Task input Start Marker

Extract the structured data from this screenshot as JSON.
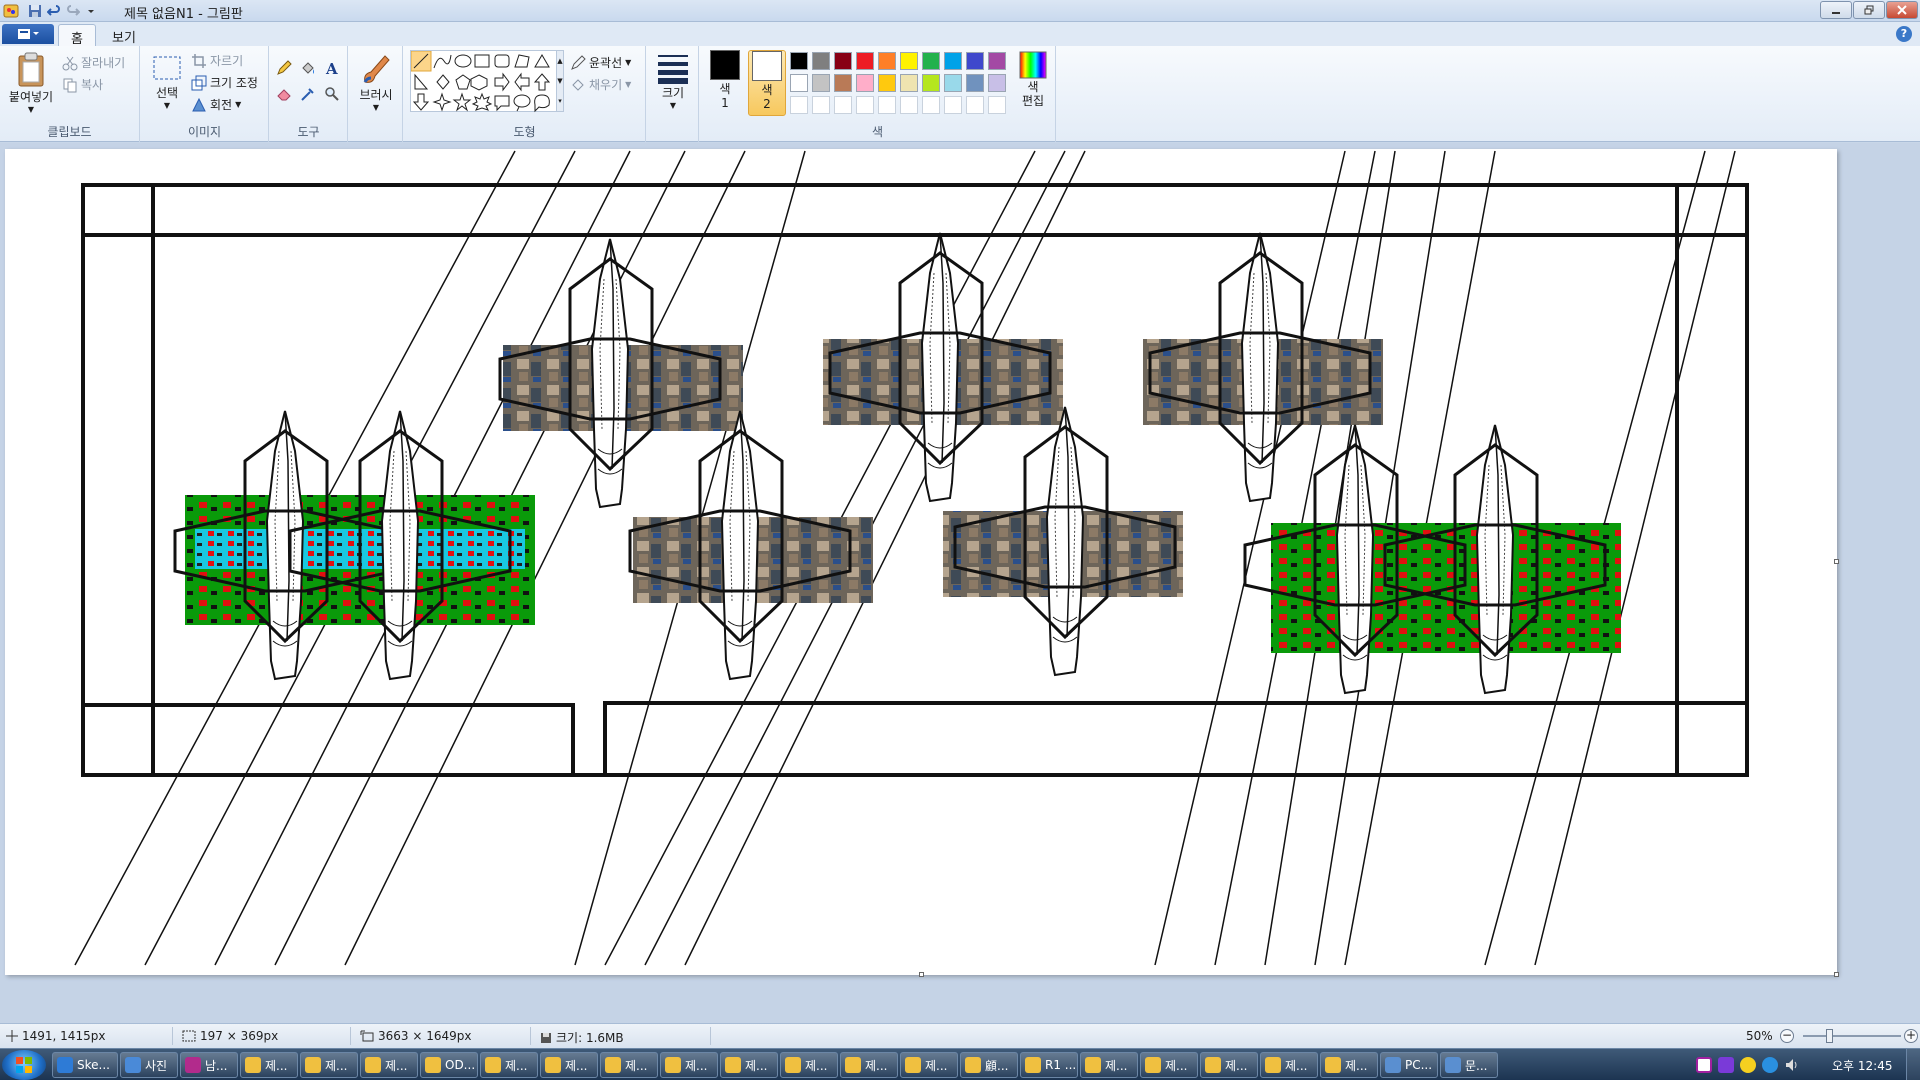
{
  "window": {
    "title": "제목 없음N1 - 그림판"
  },
  "tabs": {
    "home": "홈",
    "view": "보기"
  },
  "ribbon": {
    "clipboard": {
      "group_label": "클립보드",
      "paste": "붙여넣기",
      "cut": "잘라내기",
      "copy": "복사"
    },
    "image": {
      "group_label": "이미지",
      "select": "선택",
      "crop": "자르기",
      "resize": "크기 조정",
      "rotate": "회전"
    },
    "tools": {
      "group_label": "도구"
    },
    "brushes": {
      "label": "브러시"
    },
    "shapes": {
      "group_label": "도형",
      "outline": "윤곽선",
      "fill": "채우기"
    },
    "size": {
      "label": "크기"
    },
    "colors": {
      "group_label": "색",
      "color1_line1": "색",
      "color1_line2": "1",
      "color2_line1": "색",
      "color2_line2": "2",
      "edit_line1": "색",
      "edit_line2": "편집",
      "color1": "#000000",
      "color2": "#ffffff",
      "palette_row1": [
        "#000000",
        "#7f7f7f",
        "#880015",
        "#ed1c24",
        "#ff7f27",
        "#fff200",
        "#22b14c",
        "#00a2e8",
        "#3f48cc",
        "#a349a4"
      ],
      "palette_row2": [
        "#ffffff",
        "#c3c3c3",
        "#b97a57",
        "#ffaec9",
        "#ffc90e",
        "#efe4b0",
        "#b5e61d",
        "#99d9ea",
        "#7092be",
        "#c8bfe7"
      ],
      "palette_row3": [
        "#ffffff",
        "#ffffff",
        "#ffffff",
        "#ffffff",
        "#ffffff",
        "#ffffff",
        "#ffffff",
        "#ffffff",
        "#ffffff",
        "#ffffff"
      ]
    }
  },
  "status": {
    "cursor_pos": "1491, 1415px",
    "selection_size": "197 × 369px",
    "image_size": "3663 × 1649px",
    "file_size": "크기: 1.6MB",
    "zoom": "50%",
    "zoom_fraction": 0.5
  },
  "taskbar": {
    "items": [
      {
        "label": "Ske...",
        "color": "#2e7bd6"
      },
      {
        "label": "사진",
        "color": "#4a8ad8"
      },
      {
        "label": "남...",
        "color": "#b22b8c"
      },
      {
        "label": "제...",
        "color": "#f0c040"
      },
      {
        "label": "제...",
        "color": "#f0c040"
      },
      {
        "label": "제...",
        "color": "#f0c040"
      },
      {
        "label": "OD...",
        "color": "#f0c040"
      },
      {
        "label": "제...",
        "color": "#f0c040"
      },
      {
        "label": "제...",
        "color": "#f0c040"
      },
      {
        "label": "제...",
        "color": "#f0c040"
      },
      {
        "label": "제...",
        "color": "#f0c040"
      },
      {
        "label": "제...",
        "color": "#f0c040"
      },
      {
        "label": "제...",
        "color": "#f0c040"
      },
      {
        "label": "제...",
        "color": "#f0c040"
      },
      {
        "label": "제...",
        "color": "#f0c040"
      },
      {
        "label": "顧...",
        "color": "#f0c040"
      },
      {
        "label": "R1 ...",
        "color": "#f0c040"
      },
      {
        "label": "제...",
        "color": "#f0c040"
      },
      {
        "label": "제...",
        "color": "#f0c040"
      },
      {
        "label": "제...",
        "color": "#f0c040"
      },
      {
        "label": "제...",
        "color": "#f0c040"
      },
      {
        "label": "제...",
        "color": "#f0c040"
      },
      {
        "label": "PC...",
        "color": "#5a8fd0"
      },
      {
        "label": "문...",
        "color": "#5a8fd0"
      }
    ],
    "clock": "오후 12:45"
  }
}
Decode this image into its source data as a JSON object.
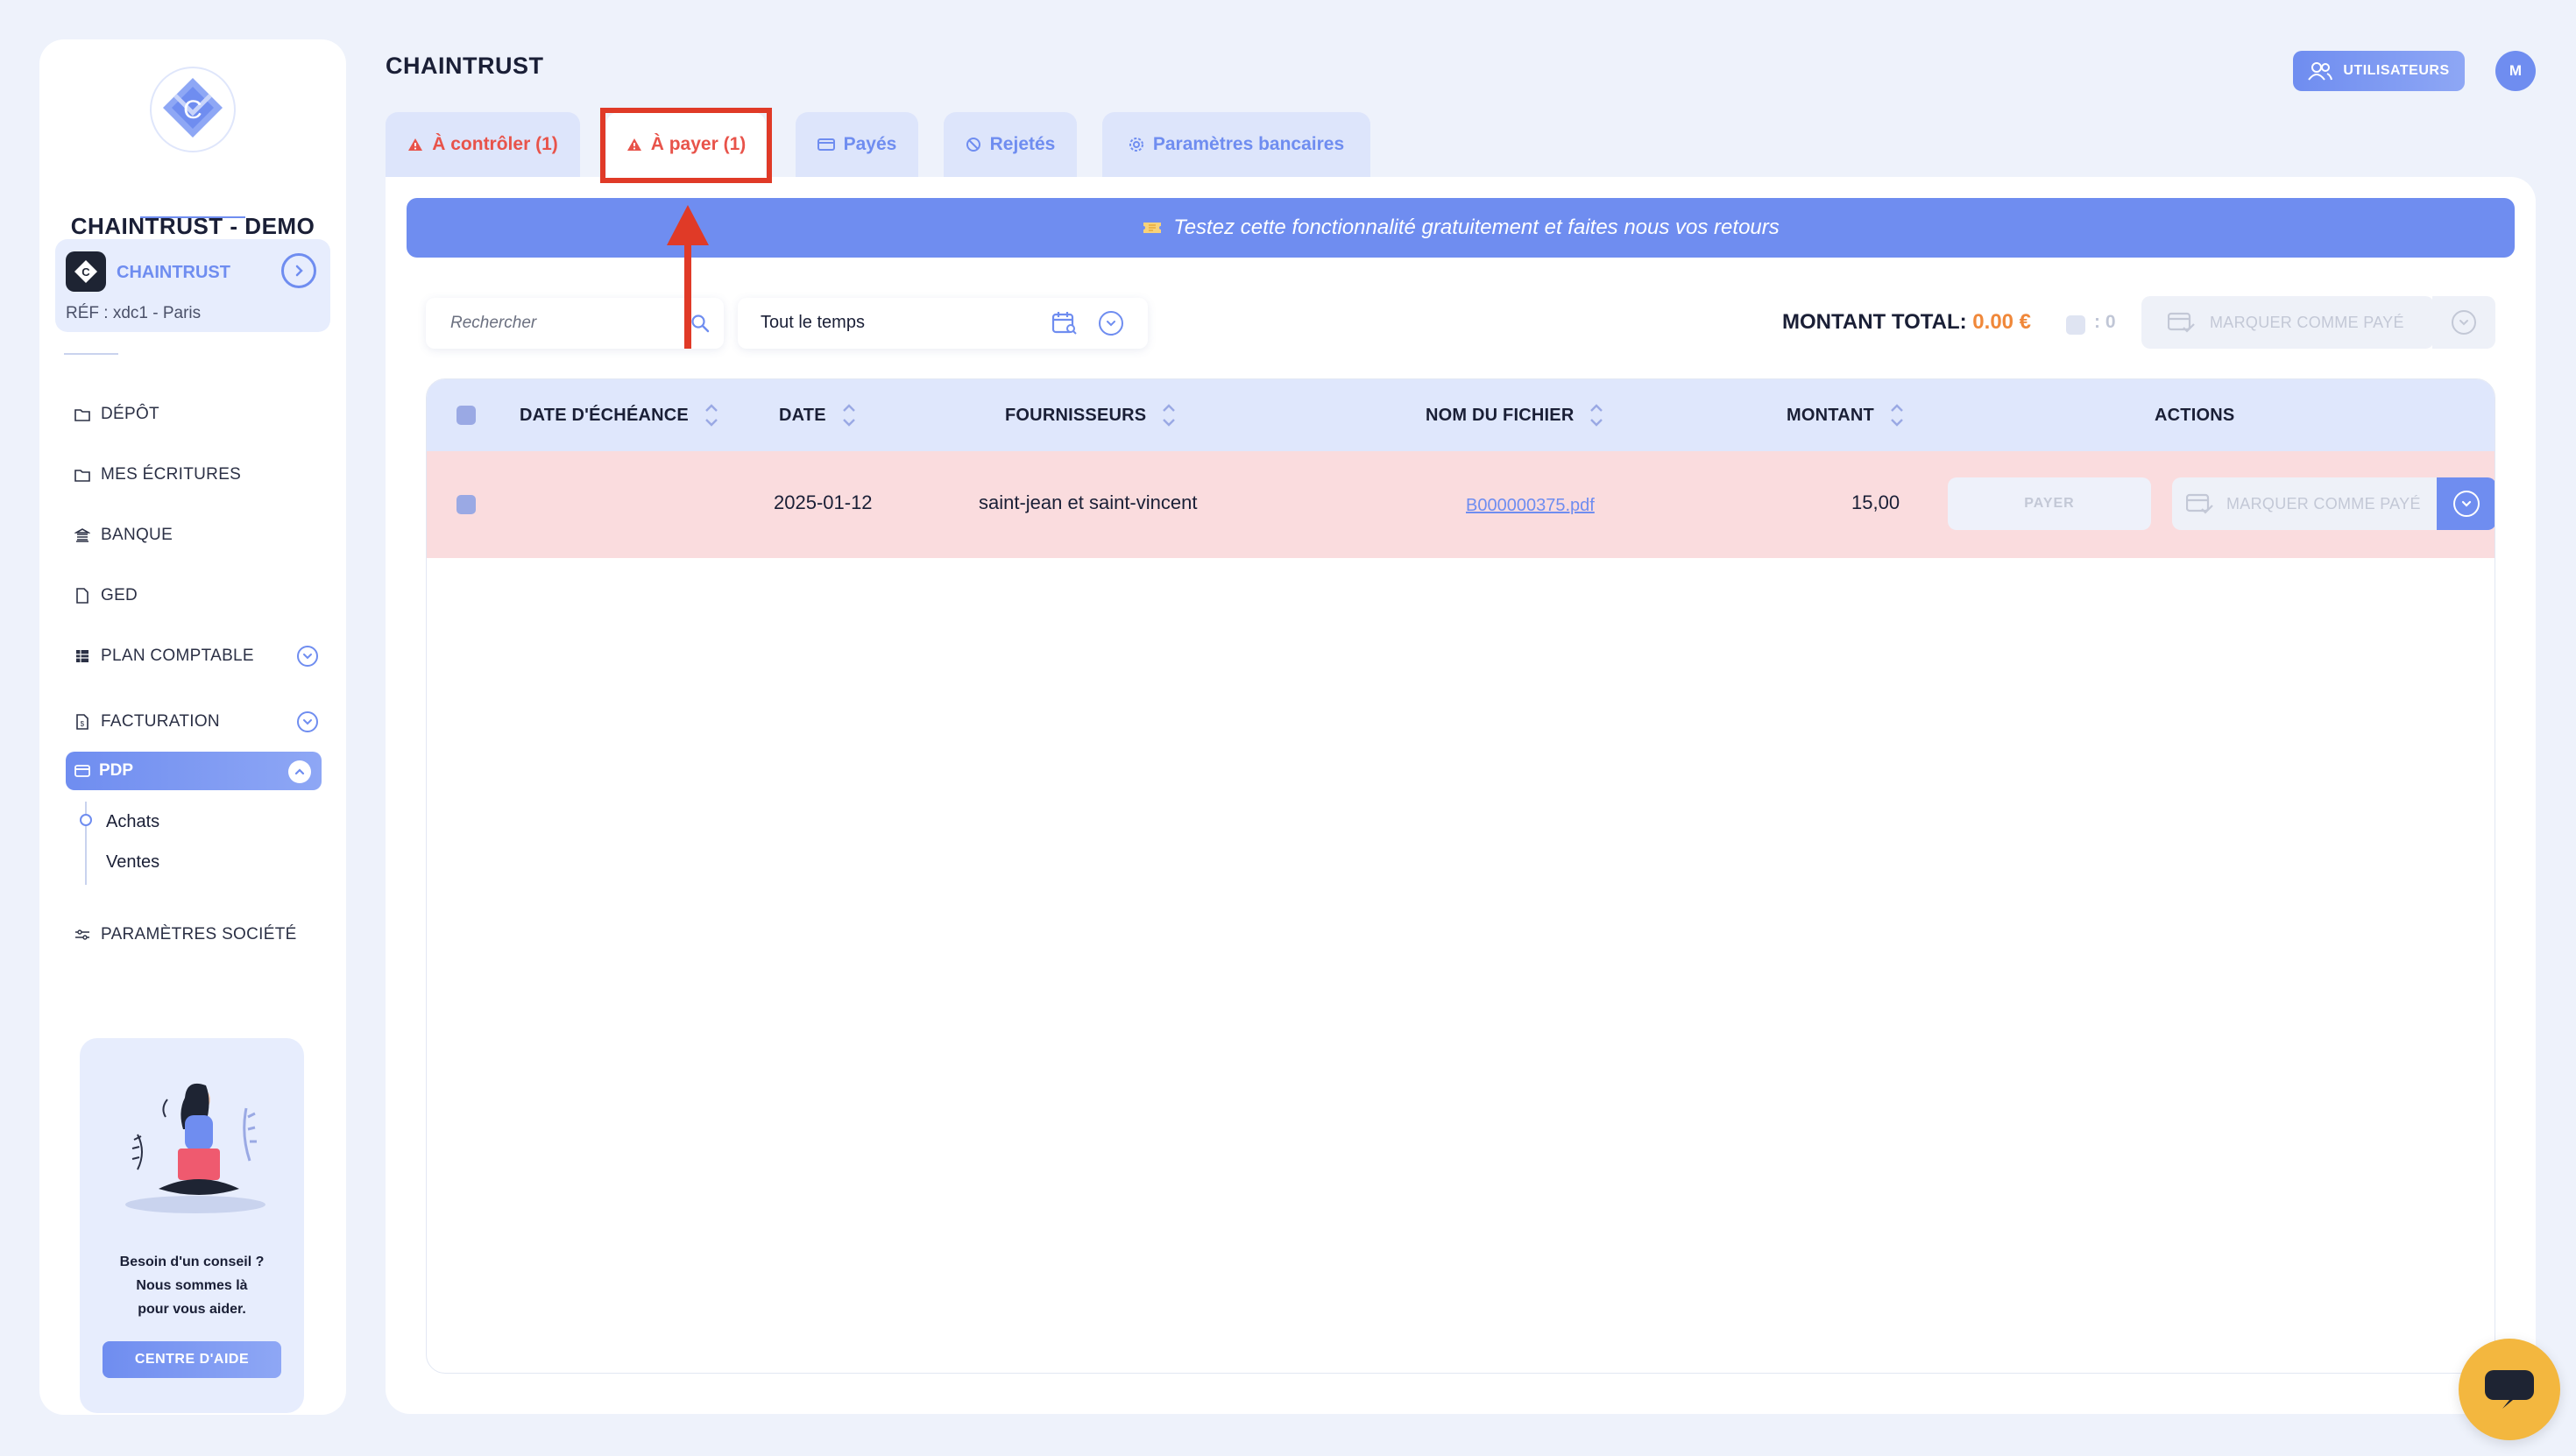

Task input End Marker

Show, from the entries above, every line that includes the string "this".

Response ->
Extract the structured data from this screenshot as JSON.
Decode this image into its source data as a JSON object.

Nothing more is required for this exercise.